● **Entries from a dataset of interfaces**:
>>

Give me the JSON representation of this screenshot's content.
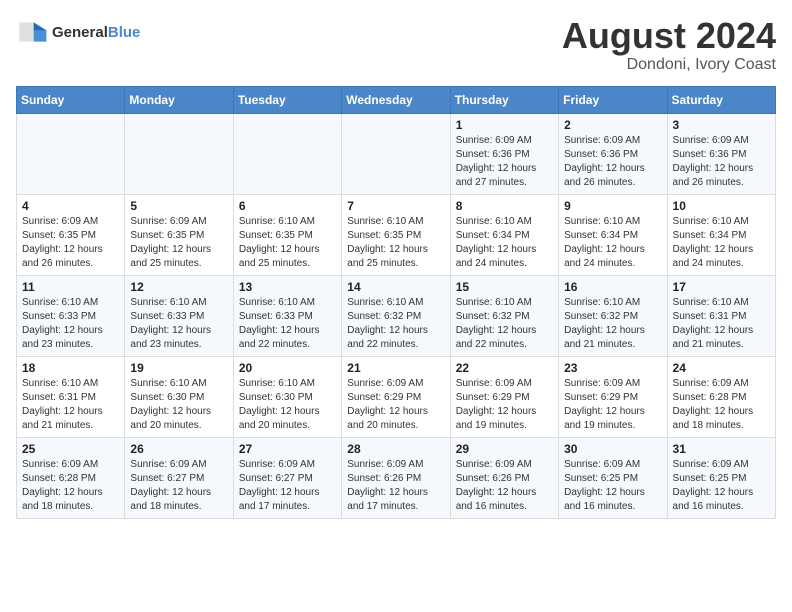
{
  "header": {
    "logo_line1": "General",
    "logo_line2": "Blue",
    "title": "August 2024",
    "subtitle": "Dondoni, Ivory Coast"
  },
  "calendar": {
    "days_of_week": [
      "Sunday",
      "Monday",
      "Tuesday",
      "Wednesday",
      "Thursday",
      "Friday",
      "Saturday"
    ],
    "weeks": [
      [
        {
          "day": "",
          "info": ""
        },
        {
          "day": "",
          "info": ""
        },
        {
          "day": "",
          "info": ""
        },
        {
          "day": "",
          "info": ""
        },
        {
          "day": "1",
          "info": "Sunrise: 6:09 AM\nSunset: 6:36 PM\nDaylight: 12 hours\nand 27 minutes."
        },
        {
          "day": "2",
          "info": "Sunrise: 6:09 AM\nSunset: 6:36 PM\nDaylight: 12 hours\nand 26 minutes."
        },
        {
          "day": "3",
          "info": "Sunrise: 6:09 AM\nSunset: 6:36 PM\nDaylight: 12 hours\nand 26 minutes."
        }
      ],
      [
        {
          "day": "4",
          "info": "Sunrise: 6:09 AM\nSunset: 6:35 PM\nDaylight: 12 hours\nand 26 minutes."
        },
        {
          "day": "5",
          "info": "Sunrise: 6:09 AM\nSunset: 6:35 PM\nDaylight: 12 hours\nand 25 minutes."
        },
        {
          "day": "6",
          "info": "Sunrise: 6:10 AM\nSunset: 6:35 PM\nDaylight: 12 hours\nand 25 minutes."
        },
        {
          "day": "7",
          "info": "Sunrise: 6:10 AM\nSunset: 6:35 PM\nDaylight: 12 hours\nand 25 minutes."
        },
        {
          "day": "8",
          "info": "Sunrise: 6:10 AM\nSunset: 6:34 PM\nDaylight: 12 hours\nand 24 minutes."
        },
        {
          "day": "9",
          "info": "Sunrise: 6:10 AM\nSunset: 6:34 PM\nDaylight: 12 hours\nand 24 minutes."
        },
        {
          "day": "10",
          "info": "Sunrise: 6:10 AM\nSunset: 6:34 PM\nDaylight: 12 hours\nand 24 minutes."
        }
      ],
      [
        {
          "day": "11",
          "info": "Sunrise: 6:10 AM\nSunset: 6:33 PM\nDaylight: 12 hours\nand 23 minutes."
        },
        {
          "day": "12",
          "info": "Sunrise: 6:10 AM\nSunset: 6:33 PM\nDaylight: 12 hours\nand 23 minutes."
        },
        {
          "day": "13",
          "info": "Sunrise: 6:10 AM\nSunset: 6:33 PM\nDaylight: 12 hours\nand 22 minutes."
        },
        {
          "day": "14",
          "info": "Sunrise: 6:10 AM\nSunset: 6:32 PM\nDaylight: 12 hours\nand 22 minutes."
        },
        {
          "day": "15",
          "info": "Sunrise: 6:10 AM\nSunset: 6:32 PM\nDaylight: 12 hours\nand 22 minutes."
        },
        {
          "day": "16",
          "info": "Sunrise: 6:10 AM\nSunset: 6:32 PM\nDaylight: 12 hours\nand 21 minutes."
        },
        {
          "day": "17",
          "info": "Sunrise: 6:10 AM\nSunset: 6:31 PM\nDaylight: 12 hours\nand 21 minutes."
        }
      ],
      [
        {
          "day": "18",
          "info": "Sunrise: 6:10 AM\nSunset: 6:31 PM\nDaylight: 12 hours\nand 21 minutes."
        },
        {
          "day": "19",
          "info": "Sunrise: 6:10 AM\nSunset: 6:30 PM\nDaylight: 12 hours\nand 20 minutes."
        },
        {
          "day": "20",
          "info": "Sunrise: 6:10 AM\nSunset: 6:30 PM\nDaylight: 12 hours\nand 20 minutes."
        },
        {
          "day": "21",
          "info": "Sunrise: 6:09 AM\nSunset: 6:29 PM\nDaylight: 12 hours\nand 20 minutes."
        },
        {
          "day": "22",
          "info": "Sunrise: 6:09 AM\nSunset: 6:29 PM\nDaylight: 12 hours\nand 19 minutes."
        },
        {
          "day": "23",
          "info": "Sunrise: 6:09 AM\nSunset: 6:29 PM\nDaylight: 12 hours\nand 19 minutes."
        },
        {
          "day": "24",
          "info": "Sunrise: 6:09 AM\nSunset: 6:28 PM\nDaylight: 12 hours\nand 18 minutes."
        }
      ],
      [
        {
          "day": "25",
          "info": "Sunrise: 6:09 AM\nSunset: 6:28 PM\nDaylight: 12 hours\nand 18 minutes."
        },
        {
          "day": "26",
          "info": "Sunrise: 6:09 AM\nSunset: 6:27 PM\nDaylight: 12 hours\nand 18 minutes."
        },
        {
          "day": "27",
          "info": "Sunrise: 6:09 AM\nSunset: 6:27 PM\nDaylight: 12 hours\nand 17 minutes."
        },
        {
          "day": "28",
          "info": "Sunrise: 6:09 AM\nSunset: 6:26 PM\nDaylight: 12 hours\nand 17 minutes."
        },
        {
          "day": "29",
          "info": "Sunrise: 6:09 AM\nSunset: 6:26 PM\nDaylight: 12 hours\nand 16 minutes."
        },
        {
          "day": "30",
          "info": "Sunrise: 6:09 AM\nSunset: 6:25 PM\nDaylight: 12 hours\nand 16 minutes."
        },
        {
          "day": "31",
          "info": "Sunrise: 6:09 AM\nSunset: 6:25 PM\nDaylight: 12 hours\nand 16 minutes."
        }
      ]
    ]
  }
}
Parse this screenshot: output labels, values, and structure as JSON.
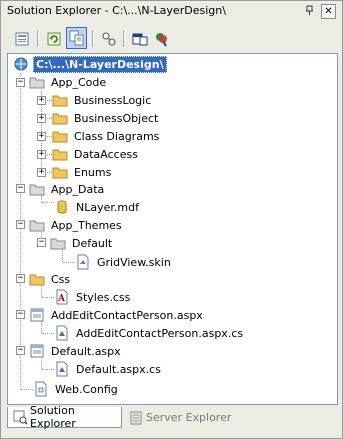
{
  "window": {
    "title": "Solution Explorer - C:\\...\\N-LayerDesign\\"
  },
  "title_controls": {
    "pin_icon": "pin-icon",
    "close_glyph": "✕"
  },
  "toolbar": {
    "buttons": [
      "properties",
      "refresh",
      "show-all-files",
      "nest-related-files",
      "view-class-diagram",
      "copy-web-site",
      "asp-net-configuration"
    ]
  },
  "tree": {
    "root": "C:\\...\\N-LayerDesign\\",
    "app_code": "App_Code",
    "business_logic": "BusinessLogic",
    "business_object": "BusinessObject",
    "class_diagrams": "Class Diagrams",
    "data_access": "DataAccess",
    "enums": "Enums",
    "app_data": "App_Data",
    "nlayer_mdf": "NLayer.mdf",
    "app_themes": "App_Themes",
    "default_theme": "Default",
    "gridview_skin": "GridView.skin",
    "css": "Css",
    "styles_css": "Styles.css",
    "addedit_aspx": "AddEditContactPerson.aspx",
    "addedit_cs": "AddEditContactPerson.aspx.cs",
    "default_aspx": "Default.aspx",
    "default_cs": "Default.aspx.cs",
    "web_config": "Web.Config"
  },
  "tabs": {
    "solution_explorer": "Solution Explorer",
    "server_explorer": "Server Explorer"
  },
  "colors": {
    "selection": "#316ac5",
    "folder": "#f2c75c",
    "panel_border": "#7f9db9"
  }
}
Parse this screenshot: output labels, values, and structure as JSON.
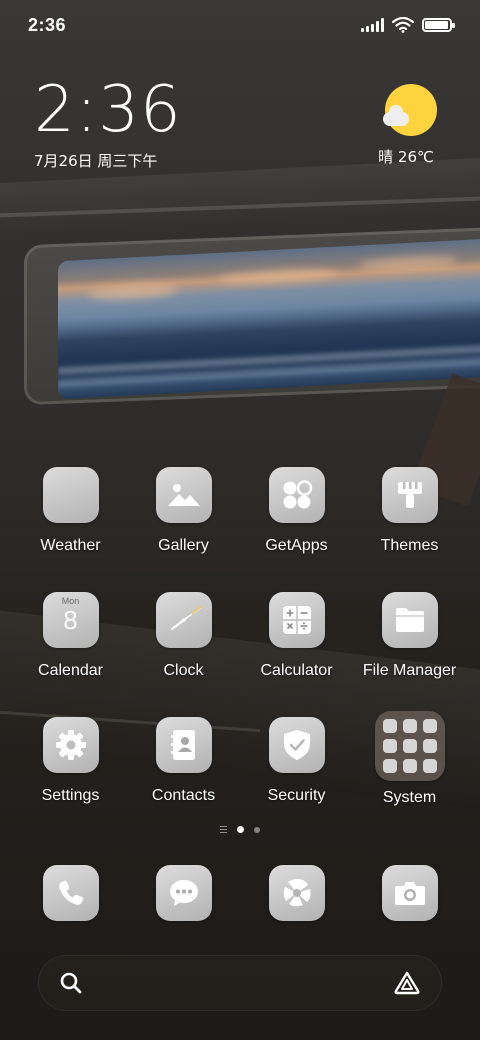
{
  "status_bar": {
    "time": "2:36",
    "icons": [
      "signal-icon",
      "wifi-icon",
      "battery-icon"
    ],
    "battery_level": 0.95
  },
  "clock_widget": {
    "time": "2:36",
    "date": "7月26日 周三下午"
  },
  "weather_widget": {
    "condition_icon": "sun-cloud-icon",
    "text": "晴 26℃"
  },
  "apps": [
    {
      "label": "Weather",
      "icon": "weather-icon"
    },
    {
      "label": "Gallery",
      "icon": "gallery-icon"
    },
    {
      "label": "GetApps",
      "icon": "getapps-icon"
    },
    {
      "label": "Themes",
      "icon": "themes-brush-icon"
    },
    {
      "label": "Calendar",
      "icon": "calendar-icon",
      "month": "Mon",
      "day": "8"
    },
    {
      "label": "Clock",
      "icon": "clock-icon"
    },
    {
      "label": "Calculator",
      "icon": "calculator-icon"
    },
    {
      "label": "File Manager",
      "icon": "folder-icon"
    },
    {
      "label": "Settings",
      "icon": "gear-icon"
    },
    {
      "label": "Contacts",
      "icon": "contacts-book-icon"
    },
    {
      "label": "Security",
      "icon": "shield-icon"
    },
    {
      "label": "System",
      "icon": "app-folder-icon"
    }
  ],
  "page_indicator": {
    "pages": 2,
    "current": 1
  },
  "dock": [
    {
      "icon": "phone-icon"
    },
    {
      "icon": "messages-icon"
    },
    {
      "icon": "browser-icon"
    },
    {
      "icon": "camera-icon"
    }
  ],
  "search_bar": {
    "left_icon": "search-icon",
    "right_icon": "assistant-icon"
  },
  "colors": {
    "sun": "#ffd33d",
    "icon_gradient_start": "#dcdcdc",
    "icon_gradient_end": "#b2b2b2"
  }
}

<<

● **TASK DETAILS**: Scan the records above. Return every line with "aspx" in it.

● **EXERCISE RESPONSE**:
    "addedit_aspx": "AddEditContactPerson.aspx",
    "addedit_cs": "AddEditContactPerson.aspx.cs",
    "default_aspx": "Default.aspx",
    "default_cs": "Default.aspx.cs",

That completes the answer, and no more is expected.